• _DIRECTIONS FOR THIS TASK_
All of the data that follows needs to be printed again, exactly as it reads.

• _Recorded data_
Content starts
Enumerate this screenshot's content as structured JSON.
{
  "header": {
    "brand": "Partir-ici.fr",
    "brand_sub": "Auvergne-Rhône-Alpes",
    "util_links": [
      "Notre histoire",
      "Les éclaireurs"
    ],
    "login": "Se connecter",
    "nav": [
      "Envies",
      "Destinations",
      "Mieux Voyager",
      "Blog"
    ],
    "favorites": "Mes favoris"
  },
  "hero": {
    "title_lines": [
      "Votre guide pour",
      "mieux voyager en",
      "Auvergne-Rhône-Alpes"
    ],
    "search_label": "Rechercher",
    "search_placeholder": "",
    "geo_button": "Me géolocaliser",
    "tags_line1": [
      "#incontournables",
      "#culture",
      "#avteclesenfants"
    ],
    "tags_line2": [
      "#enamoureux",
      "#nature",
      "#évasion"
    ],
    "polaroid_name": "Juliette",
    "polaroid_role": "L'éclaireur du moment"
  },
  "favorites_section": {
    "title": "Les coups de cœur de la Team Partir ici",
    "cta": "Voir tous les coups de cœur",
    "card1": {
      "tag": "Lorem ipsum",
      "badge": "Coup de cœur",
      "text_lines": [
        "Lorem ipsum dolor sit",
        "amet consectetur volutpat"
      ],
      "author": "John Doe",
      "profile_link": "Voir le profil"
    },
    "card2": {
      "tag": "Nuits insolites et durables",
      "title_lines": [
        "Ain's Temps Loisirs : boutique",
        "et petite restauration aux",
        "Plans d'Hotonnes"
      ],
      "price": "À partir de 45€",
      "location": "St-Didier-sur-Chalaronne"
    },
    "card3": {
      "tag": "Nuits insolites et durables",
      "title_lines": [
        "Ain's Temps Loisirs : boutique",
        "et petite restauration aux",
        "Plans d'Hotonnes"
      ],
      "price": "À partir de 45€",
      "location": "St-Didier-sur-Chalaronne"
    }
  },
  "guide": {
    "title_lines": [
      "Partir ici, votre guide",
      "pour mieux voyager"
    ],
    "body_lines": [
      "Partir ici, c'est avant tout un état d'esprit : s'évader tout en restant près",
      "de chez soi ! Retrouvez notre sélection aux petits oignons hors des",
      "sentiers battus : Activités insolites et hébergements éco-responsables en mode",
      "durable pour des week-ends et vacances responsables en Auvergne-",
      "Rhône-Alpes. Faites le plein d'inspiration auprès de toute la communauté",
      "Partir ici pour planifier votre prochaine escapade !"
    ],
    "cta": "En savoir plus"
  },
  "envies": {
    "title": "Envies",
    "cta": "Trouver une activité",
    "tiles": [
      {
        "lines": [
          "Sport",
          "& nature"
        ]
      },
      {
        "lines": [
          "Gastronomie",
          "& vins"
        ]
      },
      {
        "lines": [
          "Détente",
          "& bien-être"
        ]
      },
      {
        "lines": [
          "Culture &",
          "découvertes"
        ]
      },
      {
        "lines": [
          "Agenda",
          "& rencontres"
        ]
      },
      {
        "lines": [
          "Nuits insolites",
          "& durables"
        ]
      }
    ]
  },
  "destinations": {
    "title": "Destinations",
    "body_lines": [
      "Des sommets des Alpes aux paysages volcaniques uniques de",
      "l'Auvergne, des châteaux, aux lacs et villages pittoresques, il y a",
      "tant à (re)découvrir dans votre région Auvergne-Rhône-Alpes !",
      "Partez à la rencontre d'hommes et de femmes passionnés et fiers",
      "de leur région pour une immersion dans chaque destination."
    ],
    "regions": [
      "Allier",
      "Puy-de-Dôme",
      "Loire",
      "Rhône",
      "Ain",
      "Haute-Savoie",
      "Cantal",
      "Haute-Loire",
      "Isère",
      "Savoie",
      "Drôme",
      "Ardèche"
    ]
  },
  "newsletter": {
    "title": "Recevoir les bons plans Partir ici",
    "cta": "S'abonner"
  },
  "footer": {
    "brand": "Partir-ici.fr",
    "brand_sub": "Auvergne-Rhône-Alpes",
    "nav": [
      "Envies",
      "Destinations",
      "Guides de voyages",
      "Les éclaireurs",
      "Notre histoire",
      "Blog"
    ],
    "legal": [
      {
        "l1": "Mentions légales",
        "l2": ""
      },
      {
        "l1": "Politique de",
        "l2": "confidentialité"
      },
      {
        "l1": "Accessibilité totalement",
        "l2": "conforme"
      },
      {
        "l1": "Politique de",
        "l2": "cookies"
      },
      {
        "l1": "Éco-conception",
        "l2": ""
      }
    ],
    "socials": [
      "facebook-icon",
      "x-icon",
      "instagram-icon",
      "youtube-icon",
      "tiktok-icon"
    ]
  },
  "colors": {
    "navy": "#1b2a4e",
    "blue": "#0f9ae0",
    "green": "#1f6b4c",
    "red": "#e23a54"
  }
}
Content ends
• _TASK SOLUTION_
Enumerate this screenshot's content as structured JSON.
{
  "header": {
    "brand": "Partir-ici.fr",
    "brand_sub": "Auvergne-Rhône-Alpes",
    "util_links": [
      "Notre histoire",
      "Les éclaireurs"
    ],
    "login": "Se connecter",
    "nav": [
      "Envies",
      "Destinations",
      "Mieux Voyager",
      "Blog"
    ],
    "favorites": "Mes favoris"
  },
  "hero": {
    "title_lines": [
      "Votre guide pour",
      "mieux voyager en",
      "Auvergne-Rhône-Alpes"
    ],
    "search_label": "Rechercher",
    "search_placeholder": "",
    "geo_button": "Me géolocaliser",
    "tags_line1": [
      "#incontournables",
      "#culture",
      "#avteclesenfants"
    ],
    "tags_line2": [
      "#enamoureux",
      "#nature",
      "#évasion"
    ],
    "polaroid_name": "Juliette",
    "polaroid_role": "L'éclaireur du moment"
  },
  "favorites_section": {
    "title": "Les coups de cœur de la Team Partir ici",
    "cta": "Voir tous les coups de cœur",
    "card1": {
      "tag": "Lorem ipsum",
      "badge": "Coup de cœur",
      "text_lines": [
        "Lorem ipsum dolor sit",
        "amet consectetur volutpat"
      ],
      "author": "John Doe",
      "profile_link": "Voir le profil"
    },
    "card2": {
      "tag": "Nuits insolites et durables",
      "title_lines": [
        "Ain's Temps Loisirs : boutique",
        "et petite restauration aux",
        "Plans d'Hotonnes"
      ],
      "price": "À partir de 45€",
      "location": "St-Didier-sur-Chalaronne"
    },
    "card3": {
      "tag": "Nuits insolites et durables",
      "title_lines": [
        "Ain's Temps Loisirs : boutique",
        "et petite restauration aux",
        "Plans d'Hotonnes"
      ],
      "price": "À partir de 45€",
      "location": "St-Didier-sur-Chalaronne"
    }
  },
  "guide": {
    "title_lines": [
      "Partir ici, votre guide",
      "pour mieux voyager"
    ],
    "body_lines": [
      "Partir ici, c'est avant tout un état d'esprit : s'évader tout en restant près",
      "de chez soi ! Retrouvez notre sélection aux petits oignons hors des",
      "sentiers battus : Activités insolites et hébergements éco-responsables en mode",
      "durable pour des week-ends et vacances responsables en Auvergne-",
      "Rhône-Alpes. Faites le plein d'inspiration auprès de toute la communauté",
      "Partir ici pour planifier votre prochaine escapade !"
    ],
    "cta": "En savoir plus"
  },
  "envies": {
    "title": "Envies",
    "cta": "Trouver une activité",
    "tiles": [
      {
        "lines": [
          "Sport",
          "& nature"
        ]
      },
      {
        "lines": [
          "Gastronomie",
          "& vins"
        ]
      },
      {
        "lines": [
          "Détente",
          "& bien-être"
        ]
      },
      {
        "lines": [
          "Culture &",
          "découvertes"
        ]
      },
      {
        "lines": [
          "Agenda",
          "& rencontres"
        ]
      },
      {
        "lines": [
          "Nuits insolites",
          "& durables"
        ]
      }
    ]
  },
  "destinations": {
    "title": "Destinations",
    "body_lines": [
      "Des sommets des Alpes aux paysages volcaniques uniques de",
      "l'Auvergne, des châteaux, aux lacs et villages pittoresques, il y a",
      "tant à (re)découvrir dans votre région Auvergne-Rhône-Alpes !",
      "Partez à la rencontre d'hommes et de femmes passionnés et fiers",
      "de leur région pour une immersion dans chaque destination."
    ],
    "regions": [
      "Allier",
      "Puy-de-Dôme",
      "Loire",
      "Rhône",
      "Ain",
      "Haute-Savoie",
      "Cantal",
      "Haute-Loire",
      "Isère",
      "Savoie",
      "Drôme",
      "Ardèche"
    ]
  },
  "newsletter": {
    "title": "Recevoir les bons plans Partir ici",
    "cta": "S'abonner"
  },
  "footer": {
    "brand": "Partir-ici.fr",
    "brand_sub": "Auvergne-Rhône-Alpes",
    "nav": [
      "Envies",
      "Destinations",
      "Guides de voyages",
      "Les éclaireurs",
      "Notre histoire",
      "Blog"
    ],
    "legal": [
      {
        "l1": "Mentions légales",
        "l2": ""
      },
      {
        "l1": "Politique de",
        "l2": "confidentialité"
      },
      {
        "l1": "Accessibilité totalement",
        "l2": "conforme"
      },
      {
        "l1": "Politique de",
        "l2": "cookies"
      },
      {
        "l1": "Éco-conception",
        "l2": ""
      }
    ],
    "socials": [
      "facebook-icon",
      "x-icon",
      "instagram-icon",
      "youtube-icon",
      "tiktok-icon"
    ]
  },
  "colors": {
    "navy": "#1b2a4e",
    "blue": "#0f9ae0",
    "green": "#1f6b4c",
    "red": "#e23a54"
  }
}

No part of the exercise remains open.